Records from a data collection
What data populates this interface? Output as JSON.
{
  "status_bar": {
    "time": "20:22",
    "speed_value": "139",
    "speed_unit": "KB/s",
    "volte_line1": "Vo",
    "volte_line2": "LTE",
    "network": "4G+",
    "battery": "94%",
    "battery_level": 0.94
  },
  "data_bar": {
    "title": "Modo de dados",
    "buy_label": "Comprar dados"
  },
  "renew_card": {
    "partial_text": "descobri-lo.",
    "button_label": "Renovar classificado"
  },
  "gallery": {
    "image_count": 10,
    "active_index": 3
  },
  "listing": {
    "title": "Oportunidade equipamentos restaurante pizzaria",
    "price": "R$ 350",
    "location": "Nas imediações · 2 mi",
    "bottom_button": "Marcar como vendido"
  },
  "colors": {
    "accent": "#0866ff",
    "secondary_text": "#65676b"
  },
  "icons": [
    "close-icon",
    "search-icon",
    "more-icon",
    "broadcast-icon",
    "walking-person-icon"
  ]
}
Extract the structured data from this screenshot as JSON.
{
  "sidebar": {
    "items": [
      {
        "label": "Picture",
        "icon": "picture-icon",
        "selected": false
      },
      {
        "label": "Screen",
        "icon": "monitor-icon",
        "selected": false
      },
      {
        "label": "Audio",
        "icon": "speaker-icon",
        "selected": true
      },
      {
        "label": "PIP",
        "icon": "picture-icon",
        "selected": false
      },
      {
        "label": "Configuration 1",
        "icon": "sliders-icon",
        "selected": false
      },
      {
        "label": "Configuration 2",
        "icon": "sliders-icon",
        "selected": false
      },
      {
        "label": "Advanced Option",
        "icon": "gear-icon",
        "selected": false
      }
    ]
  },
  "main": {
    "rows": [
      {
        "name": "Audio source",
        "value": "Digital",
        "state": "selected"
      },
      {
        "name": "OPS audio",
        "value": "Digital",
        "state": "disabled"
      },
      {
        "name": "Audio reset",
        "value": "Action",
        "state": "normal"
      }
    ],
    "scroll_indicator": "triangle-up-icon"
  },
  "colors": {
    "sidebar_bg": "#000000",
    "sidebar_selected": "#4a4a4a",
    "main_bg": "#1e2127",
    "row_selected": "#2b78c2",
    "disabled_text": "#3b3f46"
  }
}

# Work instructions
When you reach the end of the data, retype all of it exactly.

# Answer
What data populates this interface? Output as JSON.
{
  "status_bar": {
    "time": "20:22",
    "speed_value": "139",
    "speed_unit": "KB/s",
    "volte_line1": "Vo",
    "volte_line2": "LTE",
    "network": "4G+",
    "battery": "94%",
    "battery_level": 0.94
  },
  "data_bar": {
    "title": "Modo de dados",
    "buy_label": "Comprar dados"
  },
  "renew_card": {
    "partial_text": "descobri-lo.",
    "button_label": "Renovar classificado"
  },
  "gallery": {
    "image_count": 10,
    "active_index": 3
  },
  "listing": {
    "title": "Oportunidade equipamentos restaurante pizzaria",
    "price": "R$ 350",
    "location": "Nas imediações · 2 mi",
    "bottom_button": "Marcar como vendido"
  },
  "colors": {
    "accent": "#0866ff",
    "secondary_text": "#65676b"
  },
  "icons": [
    "close-icon",
    "search-icon",
    "more-icon",
    "broadcast-icon",
    "walking-person-icon"
  ]
}
Extract the structured data from this screenshot as JSON.
{
  "sidebar": {
    "items": [
      {
        "label": "Picture",
        "icon": "picture-icon",
        "selected": false
      },
      {
        "label": "Screen",
        "icon": "monitor-icon",
        "selected": false
      },
      {
        "label": "Audio",
        "icon": "speaker-icon",
        "selected": true
      },
      {
        "label": "PIP",
        "icon": "picture-icon",
        "selected": false
      },
      {
        "label": "Configuration 1",
        "icon": "sliders-icon",
        "selected": false
      },
      {
        "label": "Configuration 2",
        "icon": "sliders-icon",
        "selected": false
      },
      {
        "label": "Advanced Option",
        "icon": "gear-icon",
        "selected": false
      }
    ]
  },
  "main": {
    "rows": [
      {
        "name": "Audio source",
        "value": "Digital",
        "state": "selected"
      },
      {
        "name": "OPS audio",
        "value": "Digital",
        "state": "disabled"
      },
      {
        "name": "Audio reset",
        "value": "Action",
        "state": "normal"
      }
    ],
    "scroll_indicator": "triangle-up-icon"
  },
  "colors": {
    "sidebar_bg": "#000000",
    "sidebar_selected": "#4a4a4a",
    "main_bg": "#1e2127",
    "row_selected": "#2b78c2",
    "disabled_text": "#3b3f46"
  }
}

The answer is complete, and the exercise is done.